Article in English | MEDLINE | ID: covidwho-2061825


Investigating public sentiment regarding tax policy during the COVID-19 pandemic could be useful for understanding the experiences across societies. Using Linguistic Inquiry and Word Count to investigate and quantitatively measure the pandemic's effect-from January 25 to April 9, 2020-on the sentiment regarding possible tax policies throughout the world, thereby determining that, overall, taxation sentiment is reduced as the number of confirmed COVID-19 cases grows. Further investigation reveals that, as COVID-19 spreads, the sentiment for raising taxes decreases and that for reducing taxes increases, and this effect is mitigated by countries' democracy. We further find that news sentiment in unofficial media and in countries with low social trust is more significantly affected by COVID-19. Robustness tests performed using different subsamples of developed and developing countries and different pandemic circumstances validate our findings. This research has crucial implications for policy evaluation and development.

J Bank Financ ; 133: 106299, 2021 Dec.
Article in English | MEDLINE | ID: covidwho-1364193

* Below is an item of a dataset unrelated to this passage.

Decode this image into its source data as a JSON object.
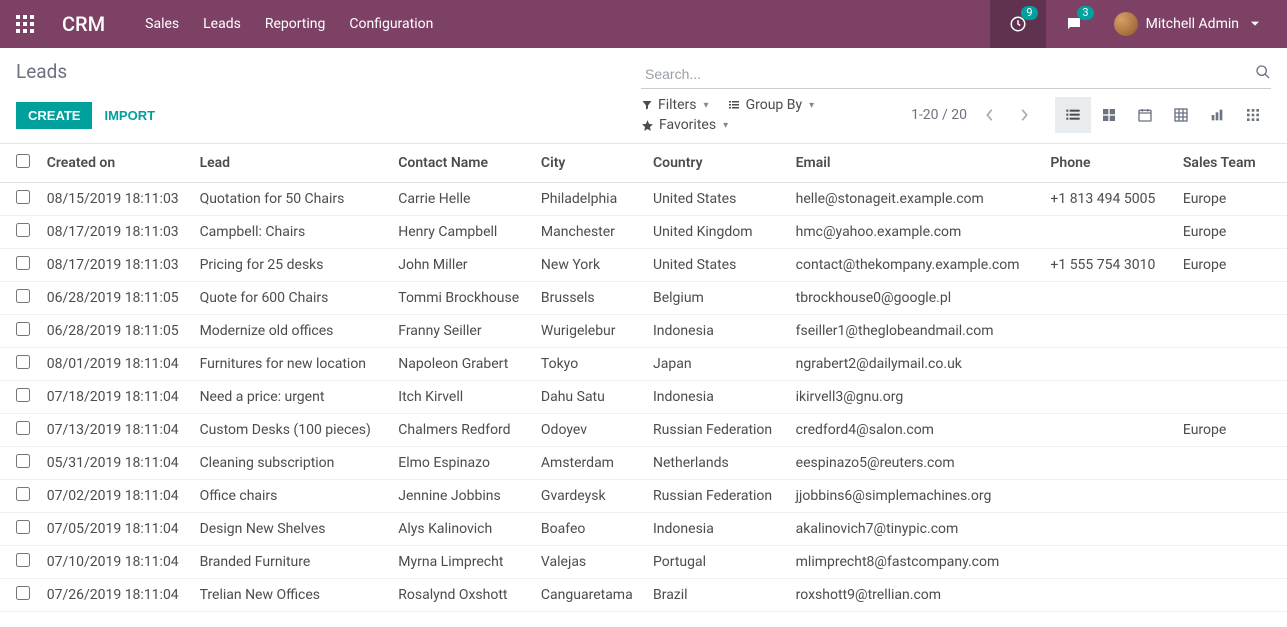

Using 1,584 listed banks from 64 countries during the COVID-19 pandemic, we conduct the first broad-based international study of the effect of the pandemic on bank systemic risk. We find the pandemic has increased systemic risk across countries. The effect operates through government policy response and bank default risk channels. Additional analysis suggests that the adverse effect on systemic stability is more pronounced for large, highly leveraged, riskier, high loan-to-asset, undercapitalized, and low network centrality banks. However, this effect is moderated by formal bank regulation (e.g., deposit insurance), ownership structure (e.g., foreign and government ownership), and informal institutions (e.g., culture and trust).

Research in International Business and Finance ; : 101432, 2021.
Article in Chinese | ScienceDirect | ID: covidwho-1253552

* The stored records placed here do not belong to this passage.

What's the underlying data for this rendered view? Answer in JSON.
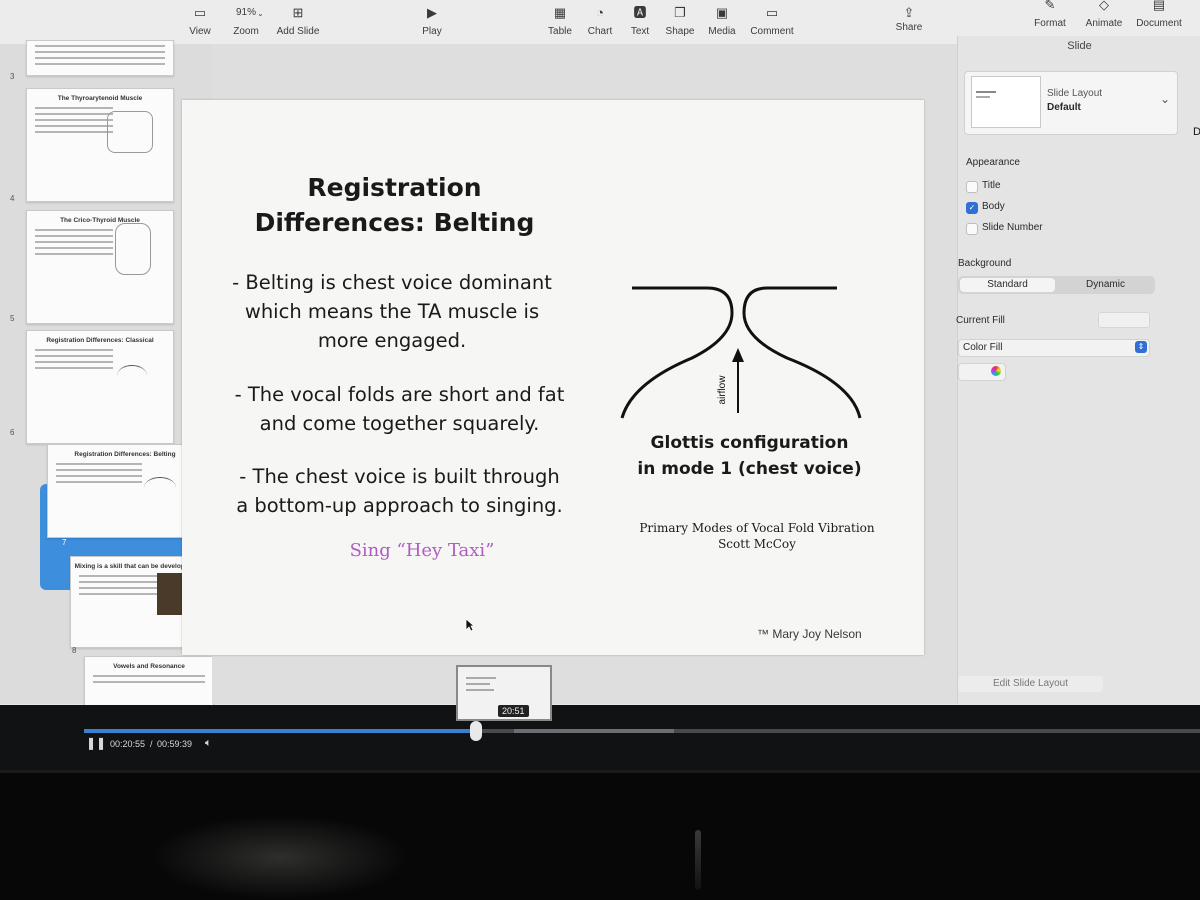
{
  "toolbar": {
    "view": "View",
    "zoom_value": "91%",
    "zoom": "Zoom",
    "add_slide": "Add Slide",
    "play": "Play",
    "table": "Table",
    "chart": "Chart",
    "text": "Text",
    "shape": "Shape",
    "media": "Media",
    "comment": "Comment",
    "share": "Share",
    "format": "Format",
    "animate": "Animate",
    "document": "Document"
  },
  "sidebar": {
    "slides": [
      {
        "num": "3",
        "title": ""
      },
      {
        "num": "4",
        "title": "The Thyroarytenoid Muscle"
      },
      {
        "num": "5",
        "title": "The Crico-Thyroid Muscle"
      },
      {
        "num": "6",
        "title": "Registration Differences: Classical"
      },
      {
        "num": "7",
        "title": "Registration Differences: Belting"
      },
      {
        "num": "8",
        "title": "Mixing is a skill that can be developed early"
      },
      {
        "num": "",
        "title": "Vowels and Resonance"
      }
    ]
  },
  "slide": {
    "title_line1": "Registration",
    "title_line2": "Differences: Belting",
    "bullet1": [
      "- Belting is chest voice dominant",
      "which means the TA muscle is",
      "more engaged."
    ],
    "bullet2": [
      "- The vocal folds are short and fat",
      "and come together squarely."
    ],
    "bullet3": [
      "- The chest voice is built through",
      "a bottom-up approach to singing."
    ],
    "sing": "Sing “Hey Taxi”",
    "diagram_airflow": "airflow",
    "caption_line1": "Glottis configuration",
    "caption_line2": "in mode 1 (chest voice)",
    "source_line1": "Primary Modes of Vocal Fold Vibration",
    "source_line2": "Scott McCoy",
    "credit": "™ Mary Joy Nelson"
  },
  "inspector": {
    "header": "Slide",
    "layout_label": "Slide Layout",
    "layout_value": "Default",
    "appearance": "Appearance",
    "title": "Title",
    "body": "Body",
    "slide_number": "Slide Number",
    "background": "Background",
    "standard": "Standard",
    "dynamic": "Dynamic",
    "current_fill": "Current Fill",
    "color_fill": "Color Fill",
    "edit_layout": "Edit Slide Layout",
    "partial_right": "Dr"
  },
  "video": {
    "preview_time": "20:51",
    "current": "00:20:55",
    "separator": "/",
    "total": "00:59:39",
    "progress": 0.351
  },
  "colors": {
    "accent": "#3d8fde",
    "sing_text": "#b05cc4"
  }
}
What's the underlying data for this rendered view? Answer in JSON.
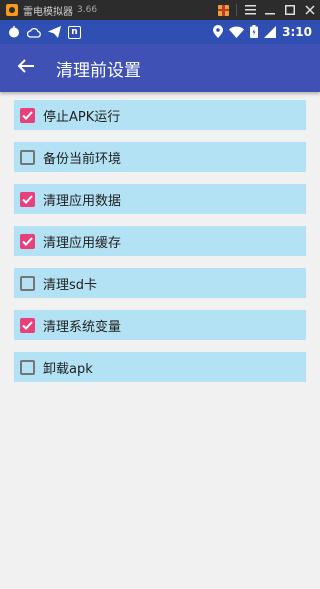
{
  "emulator": {
    "title": "雷电模拟器",
    "version": "3.66",
    "icons": [
      "ldplayer-logo-icon",
      "gift-icon",
      "menu-icon",
      "minimize-icon",
      "maximize-icon",
      "close-icon"
    ]
  },
  "status_bar": {
    "time": "3:10",
    "icons": [
      "app-dot-icon",
      "cloud-icon",
      "send-icon",
      "n-app-icon",
      "location-icon",
      "wifi-icon",
      "battery-icon",
      "signal-icon"
    ]
  },
  "app_bar": {
    "title": "清理前设置",
    "back_icon": "arrow-back-icon",
    "color": "#3f51b5"
  },
  "options": [
    {
      "label": "停止APK运行",
      "checked": true
    },
    {
      "label": "备份当前环境",
      "checked": false
    },
    {
      "label": "清理应用数据",
      "checked": true
    },
    {
      "label": "清理应用缓存",
      "checked": true
    },
    {
      "label": "清理sd卡",
      "checked": false
    },
    {
      "label": "清理系统变量",
      "checked": true
    },
    {
      "label": "卸载apk",
      "checked": false
    }
  ],
  "colors": {
    "status_bar": "#2f4fb3",
    "row_background": "#b4e2f5",
    "checkbox_checked": "#e8407a",
    "page_background": "#f1f1f1"
  }
}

This study quantitatively measures the Chinese stock market’s reaction to sentiments regarding the Novel Coronavirus 2019 (COVID-19). Using 6.3 million items of textual data extracted from the official news media and Sina Weibo blogsite, we develop two COVID-19 sentiment indices that capture the moods related to COVID-19. Our sentiment indices are real-time and forward-looking indices in the stock market. We discover that stock returns and turnover rates were positively predicted by the COVID-19 sentiments during the period from December 17, 2019 to March 13, 2020. Consistent with this prediction, margin trading and short-selling activities intensified proactively with growth sentiment. Overall, these results illustrate how the effects of the pandemic crisis were amplified by the sentiments.